Nisga’a Lisims Government president Mitchell Stevens says he’s surprised as anyone over speculation Enbridge might be looking at a new route, even one through the Nisga’a treaty lands of the Nass Valley, for its Northern Gateway crude oil pipeline.
“I have no idea where this may have come from,” said Stevens after the Nass Valley was mentioned in reports which surfaced the end of April from Alberta premier Rachel Notley speaking to federal cabinet ministers about a new Northern Gateway route.
Speculation of a new Northern Gateway route has been tied to other reports that the federal government is quietly looking at ways to move Alberta crude to the west coast despite opposition to either a new pipeline or an expansion of Trans Mountain’s existing Kinder Morgan line from Alberta to the lower mainland.
“Right now Enbridge has a fully permitted pipeline to the Douglas Channel.
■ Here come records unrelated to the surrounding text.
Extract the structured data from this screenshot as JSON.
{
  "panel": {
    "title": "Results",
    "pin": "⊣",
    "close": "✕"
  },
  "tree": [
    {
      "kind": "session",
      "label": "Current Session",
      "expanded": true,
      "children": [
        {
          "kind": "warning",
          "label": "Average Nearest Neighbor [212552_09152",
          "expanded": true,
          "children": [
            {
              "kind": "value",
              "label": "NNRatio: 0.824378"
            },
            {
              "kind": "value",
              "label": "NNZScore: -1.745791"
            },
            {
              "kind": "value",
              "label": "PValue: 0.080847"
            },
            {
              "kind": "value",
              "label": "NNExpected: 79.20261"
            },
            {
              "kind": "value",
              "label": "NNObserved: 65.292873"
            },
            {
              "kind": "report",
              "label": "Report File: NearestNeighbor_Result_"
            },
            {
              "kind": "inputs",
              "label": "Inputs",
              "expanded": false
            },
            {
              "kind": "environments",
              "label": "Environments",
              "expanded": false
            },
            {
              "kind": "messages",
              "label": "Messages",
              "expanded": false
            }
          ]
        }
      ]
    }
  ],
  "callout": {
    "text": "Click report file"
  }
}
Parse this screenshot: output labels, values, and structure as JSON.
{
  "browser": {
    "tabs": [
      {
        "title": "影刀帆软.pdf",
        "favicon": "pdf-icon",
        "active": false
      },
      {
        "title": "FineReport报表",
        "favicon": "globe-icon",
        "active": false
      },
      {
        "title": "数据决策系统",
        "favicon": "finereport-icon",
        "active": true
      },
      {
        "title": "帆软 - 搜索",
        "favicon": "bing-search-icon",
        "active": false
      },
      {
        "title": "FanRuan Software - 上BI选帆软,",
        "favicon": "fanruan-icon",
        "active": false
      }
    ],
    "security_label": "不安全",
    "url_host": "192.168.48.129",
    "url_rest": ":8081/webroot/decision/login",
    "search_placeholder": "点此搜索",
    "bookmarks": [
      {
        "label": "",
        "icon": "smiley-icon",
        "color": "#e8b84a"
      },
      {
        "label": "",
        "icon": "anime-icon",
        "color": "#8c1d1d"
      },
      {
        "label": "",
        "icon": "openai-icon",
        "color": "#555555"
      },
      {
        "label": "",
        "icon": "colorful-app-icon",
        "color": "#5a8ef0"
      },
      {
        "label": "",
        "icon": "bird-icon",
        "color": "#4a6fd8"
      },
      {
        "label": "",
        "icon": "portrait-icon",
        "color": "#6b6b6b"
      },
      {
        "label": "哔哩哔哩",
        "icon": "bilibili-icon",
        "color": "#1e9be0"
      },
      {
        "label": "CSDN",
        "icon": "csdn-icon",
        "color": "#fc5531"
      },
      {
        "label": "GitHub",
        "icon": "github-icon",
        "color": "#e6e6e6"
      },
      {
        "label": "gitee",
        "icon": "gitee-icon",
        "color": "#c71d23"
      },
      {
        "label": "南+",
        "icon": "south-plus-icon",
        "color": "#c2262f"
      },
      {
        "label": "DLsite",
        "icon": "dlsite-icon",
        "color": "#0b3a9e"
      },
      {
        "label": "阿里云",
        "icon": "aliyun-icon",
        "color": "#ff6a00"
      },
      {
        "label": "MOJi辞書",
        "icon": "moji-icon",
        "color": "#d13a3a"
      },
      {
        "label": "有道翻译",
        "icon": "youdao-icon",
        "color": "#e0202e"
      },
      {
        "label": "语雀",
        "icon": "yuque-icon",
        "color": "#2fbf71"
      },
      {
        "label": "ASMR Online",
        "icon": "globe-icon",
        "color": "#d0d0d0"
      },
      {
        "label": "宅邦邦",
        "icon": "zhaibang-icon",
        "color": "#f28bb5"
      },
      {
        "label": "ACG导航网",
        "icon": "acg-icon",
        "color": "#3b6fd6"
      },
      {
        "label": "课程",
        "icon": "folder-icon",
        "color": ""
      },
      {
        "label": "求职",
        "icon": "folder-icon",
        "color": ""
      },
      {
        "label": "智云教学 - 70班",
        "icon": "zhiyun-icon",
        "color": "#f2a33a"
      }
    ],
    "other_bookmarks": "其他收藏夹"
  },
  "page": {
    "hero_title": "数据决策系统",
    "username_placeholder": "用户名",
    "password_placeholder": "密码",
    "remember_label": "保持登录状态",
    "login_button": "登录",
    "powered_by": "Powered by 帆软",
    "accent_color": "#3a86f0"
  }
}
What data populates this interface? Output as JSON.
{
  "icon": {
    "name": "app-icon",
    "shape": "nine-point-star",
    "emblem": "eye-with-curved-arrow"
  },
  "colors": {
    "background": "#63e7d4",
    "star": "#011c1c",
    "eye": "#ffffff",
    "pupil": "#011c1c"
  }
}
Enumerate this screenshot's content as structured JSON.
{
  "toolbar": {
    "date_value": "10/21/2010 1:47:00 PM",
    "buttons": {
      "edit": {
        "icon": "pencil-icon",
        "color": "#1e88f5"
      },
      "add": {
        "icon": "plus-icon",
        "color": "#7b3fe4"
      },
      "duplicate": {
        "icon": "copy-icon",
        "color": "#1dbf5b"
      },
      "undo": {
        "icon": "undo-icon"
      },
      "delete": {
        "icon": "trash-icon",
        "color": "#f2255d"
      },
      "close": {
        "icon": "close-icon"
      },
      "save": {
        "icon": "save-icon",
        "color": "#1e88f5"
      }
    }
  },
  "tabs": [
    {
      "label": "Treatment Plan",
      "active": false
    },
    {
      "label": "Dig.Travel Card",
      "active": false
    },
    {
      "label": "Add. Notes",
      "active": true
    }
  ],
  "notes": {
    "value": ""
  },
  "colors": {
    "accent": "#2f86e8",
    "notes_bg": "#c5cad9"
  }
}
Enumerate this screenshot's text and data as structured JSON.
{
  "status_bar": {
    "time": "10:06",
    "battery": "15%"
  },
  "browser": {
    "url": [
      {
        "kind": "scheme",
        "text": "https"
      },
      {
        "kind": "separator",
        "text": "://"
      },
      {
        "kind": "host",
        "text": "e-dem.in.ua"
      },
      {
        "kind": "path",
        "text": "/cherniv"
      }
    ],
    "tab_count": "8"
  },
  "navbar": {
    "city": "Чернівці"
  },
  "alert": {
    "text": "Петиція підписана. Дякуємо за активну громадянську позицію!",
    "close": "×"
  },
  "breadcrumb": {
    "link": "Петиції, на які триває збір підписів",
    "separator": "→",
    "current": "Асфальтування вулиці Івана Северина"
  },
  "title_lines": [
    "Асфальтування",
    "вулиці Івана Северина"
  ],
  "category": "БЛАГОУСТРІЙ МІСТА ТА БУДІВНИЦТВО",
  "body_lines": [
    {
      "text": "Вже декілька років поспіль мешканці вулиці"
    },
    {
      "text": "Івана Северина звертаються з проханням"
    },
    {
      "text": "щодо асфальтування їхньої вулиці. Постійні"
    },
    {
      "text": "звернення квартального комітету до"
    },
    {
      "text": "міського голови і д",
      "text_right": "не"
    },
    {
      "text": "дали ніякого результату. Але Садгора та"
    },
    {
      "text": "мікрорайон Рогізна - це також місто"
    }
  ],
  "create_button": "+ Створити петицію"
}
No one from Enbridge has contacted us,” said Stevens of Northern Gateway which has already received federal government approval, albeit with 209 conditions, to build the pipeline at a cost of $7.9 billion from Alberta to a marine export terminal at Kitimat.
At the same time, the National Energy Board has recommended the $6.8 billion Kinder Morgan project be approved.
And should any pipeline company approach the Nisga’a Lisims Government, Steven said it would be obligated to consider any proposed project through a rigorous examination of environmental and other impacts as well as for any economic and other benefits.
“That provision is in Chapter 10 of the Nisga’a Final Agreement,” said Stevens of the 2000 agreement between the Nisga’a and the federal and provincial government which provided both land and governmental authority over those lands.
“It’s a constitutionally-protected agreement.”
“Any project would be duly considered within Nisga’a laws before any final decision is made,” Stevens added.
The Nisga’a have used Chapter 10 before, chiefly with the now-shelved Alloycorp proposal to develop a $1 billion molybdenum mine at Kitsault on the north coast.
The Nisga’a had to resort to a dispute resolution provision within the Nisga’a treaty with the provincial government to enforce its Chapter 10 rights after which it did approve of the mine development.
Stevens said that now sets a precedent for any future proposals for development in the Nass Valley area.
As it is, two pipelines are already proposed to cross over Nisga’a lands, both of which would carry natural gas to proposed liquefied natural gas plants near Prince Rupert.
For one of those pipelines, TransCanada’s Prince Rupert Gas Transmission which would pump natural gas to the proposed Pacific NorthWest LNG project, the Nisga’a have negotiated an option to use some of its capacity.
It wants to use that option to attract a LNG developer of its own to the Nass Valley area.
For its part, Enbridge official Ivan Giesbrecht said they’re focused on the Northern Gateway project as it now stands and that it won’t indulge in any route change speculation.
The company recently asked federal regulators for a three-year extension of its permit which now requires it to begin construction by the end of the year.
That permit was granted in 2014 and Enbridge says it has since that time been working on meeting the 209 conditions laid down before work can begin.
“Northern Gateway is consulting with First Nation and Metis communities and other stakeholders to chart a path forward for the project,” said Giesbrecht.
“As part of these ongoing discussions, environmental sustainability is always a priority. Any significant developments on any aspect of the project would be communicated publicly at the appropriate time and done in conjunction with our aboriginal equity partners,” he said.
The reference to aboriginal equity partners is a collection of Metis and First Nations communities who have signed on to take an ownership stake in Northern Gateway.